• PROMPT:
Restate each entry exactly, without pictures.

• MATERIAL TO PROCESS:

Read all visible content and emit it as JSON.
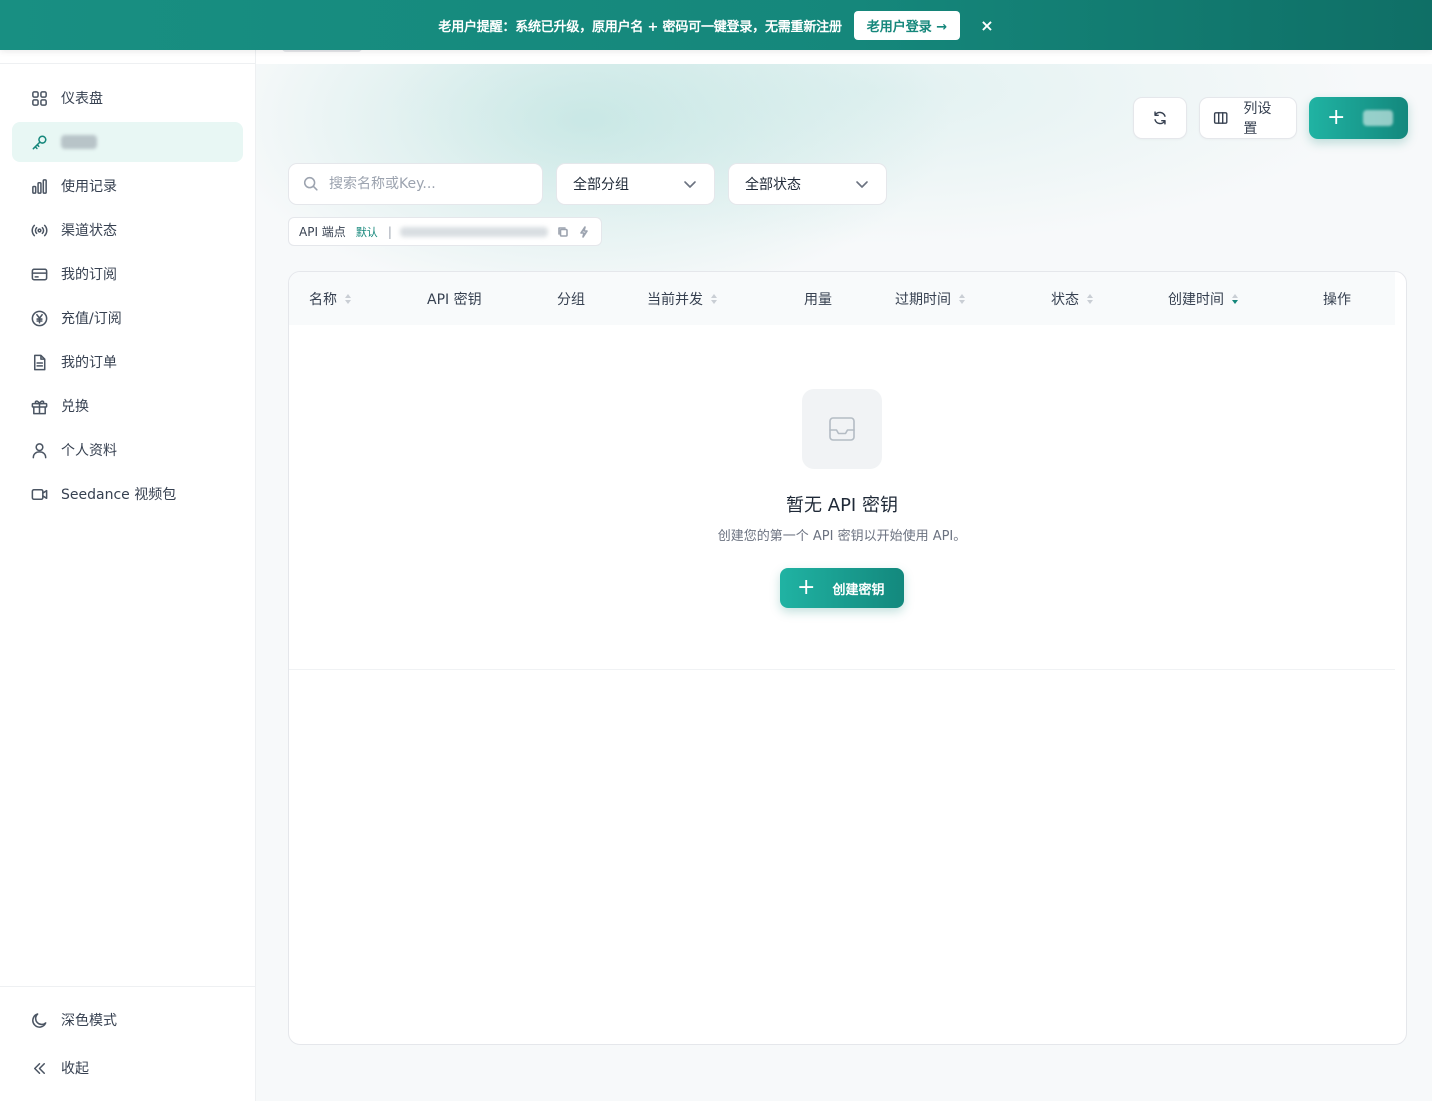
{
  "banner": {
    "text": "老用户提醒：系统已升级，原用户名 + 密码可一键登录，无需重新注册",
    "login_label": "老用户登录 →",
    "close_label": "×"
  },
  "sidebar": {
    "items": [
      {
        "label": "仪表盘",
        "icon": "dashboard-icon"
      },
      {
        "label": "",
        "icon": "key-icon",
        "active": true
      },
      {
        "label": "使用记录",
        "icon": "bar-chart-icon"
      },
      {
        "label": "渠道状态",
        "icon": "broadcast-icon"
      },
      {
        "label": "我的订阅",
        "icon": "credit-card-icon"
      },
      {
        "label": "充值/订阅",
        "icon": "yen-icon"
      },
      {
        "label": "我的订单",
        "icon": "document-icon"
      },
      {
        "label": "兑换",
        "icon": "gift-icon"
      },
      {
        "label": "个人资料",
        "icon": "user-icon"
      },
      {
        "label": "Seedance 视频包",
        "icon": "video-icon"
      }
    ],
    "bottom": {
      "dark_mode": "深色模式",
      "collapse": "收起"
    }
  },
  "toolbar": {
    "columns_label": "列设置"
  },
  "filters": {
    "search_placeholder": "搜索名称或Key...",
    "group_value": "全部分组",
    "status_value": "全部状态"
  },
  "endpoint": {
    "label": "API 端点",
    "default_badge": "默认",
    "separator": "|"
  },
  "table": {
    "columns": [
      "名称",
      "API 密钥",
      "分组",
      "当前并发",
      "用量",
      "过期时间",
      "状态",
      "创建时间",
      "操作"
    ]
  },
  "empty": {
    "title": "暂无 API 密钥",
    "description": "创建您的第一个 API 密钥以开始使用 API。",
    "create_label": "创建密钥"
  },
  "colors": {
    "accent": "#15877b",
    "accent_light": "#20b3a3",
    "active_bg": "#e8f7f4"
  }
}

• YOUR SOLUTION:
Read all visible content and emit it as JSON.
{
  "banner": {
    "text": "老用户提醒：系统已升级，原用户名 + 密码可一键登录，无需重新注册",
    "login_label": "老用户登录 →",
    "close_label": "×"
  },
  "sidebar": {
    "items": [
      {
        "label": "仪表盘",
        "icon": "dashboard-icon"
      },
      {
        "label": "",
        "icon": "key-icon",
        "active": true
      },
      {
        "label": "使用记录",
        "icon": "bar-chart-icon"
      },
      {
        "label": "渠道状态",
        "icon": "broadcast-icon"
      },
      {
        "label": "我的订阅",
        "icon": "credit-card-icon"
      },
      {
        "label": "充值/订阅",
        "icon": "yen-icon"
      },
      {
        "label": "我的订单",
        "icon": "document-icon"
      },
      {
        "label": "兑换",
        "icon": "gift-icon"
      },
      {
        "label": "个人资料",
        "icon": "user-icon"
      },
      {
        "label": "Seedance 视频包",
        "icon": "video-icon"
      }
    ],
    "bottom": {
      "dark_mode": "深色模式",
      "collapse": "收起"
    }
  },
  "toolbar": {
    "columns_label": "列设置"
  },
  "filters": {
    "search_placeholder": "搜索名称或Key...",
    "group_value": "全部分组",
    "status_value": "全部状态"
  },
  "endpoint": {
    "label": "API 端点",
    "default_badge": "默认",
    "separator": "|"
  },
  "table": {
    "columns": [
      "名称",
      "API 密钥",
      "分组",
      "当前并发",
      "用量",
      "过期时间",
      "状态",
      "创建时间",
      "操作"
    ]
  },
  "empty": {
    "title": "暂无 API 密钥",
    "description": "创建您的第一个 API 密钥以开始使用 API。",
    "create_label": "创建密钥"
  },
  "colors": {
    "accent": "#15877b",
    "accent_light": "#20b3a3",
    "active_bg": "#e8f7f4"
  }
}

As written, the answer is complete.